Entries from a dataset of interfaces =
=-=-=-=-=

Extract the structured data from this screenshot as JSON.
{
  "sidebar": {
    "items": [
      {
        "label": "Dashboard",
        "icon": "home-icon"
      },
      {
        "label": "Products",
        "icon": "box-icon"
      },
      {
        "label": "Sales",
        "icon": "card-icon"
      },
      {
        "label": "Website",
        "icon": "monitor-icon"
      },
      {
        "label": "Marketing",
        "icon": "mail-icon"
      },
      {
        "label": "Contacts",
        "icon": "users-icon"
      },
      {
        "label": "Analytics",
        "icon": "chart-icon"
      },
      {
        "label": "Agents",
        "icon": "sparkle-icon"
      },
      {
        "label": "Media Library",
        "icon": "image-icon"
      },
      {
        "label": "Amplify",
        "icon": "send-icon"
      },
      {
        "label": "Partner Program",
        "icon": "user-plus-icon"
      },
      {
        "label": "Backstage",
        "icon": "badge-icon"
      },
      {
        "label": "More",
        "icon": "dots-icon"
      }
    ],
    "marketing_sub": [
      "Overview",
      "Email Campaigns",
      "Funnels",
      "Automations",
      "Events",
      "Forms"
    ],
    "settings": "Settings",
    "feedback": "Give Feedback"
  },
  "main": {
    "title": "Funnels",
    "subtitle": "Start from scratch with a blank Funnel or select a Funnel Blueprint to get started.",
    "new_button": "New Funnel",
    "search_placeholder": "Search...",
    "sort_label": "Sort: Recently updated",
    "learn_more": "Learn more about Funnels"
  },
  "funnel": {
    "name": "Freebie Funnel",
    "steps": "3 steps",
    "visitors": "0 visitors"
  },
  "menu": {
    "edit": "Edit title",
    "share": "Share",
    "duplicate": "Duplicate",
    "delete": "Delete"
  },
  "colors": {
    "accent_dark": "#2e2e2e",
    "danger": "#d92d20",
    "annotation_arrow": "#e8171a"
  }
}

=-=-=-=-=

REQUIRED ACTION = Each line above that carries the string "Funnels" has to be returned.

SOLUTION TO THIS TASK =
      "Funnels",
    "title": "Funnels",
    "learn_more": "Learn more about Funnels"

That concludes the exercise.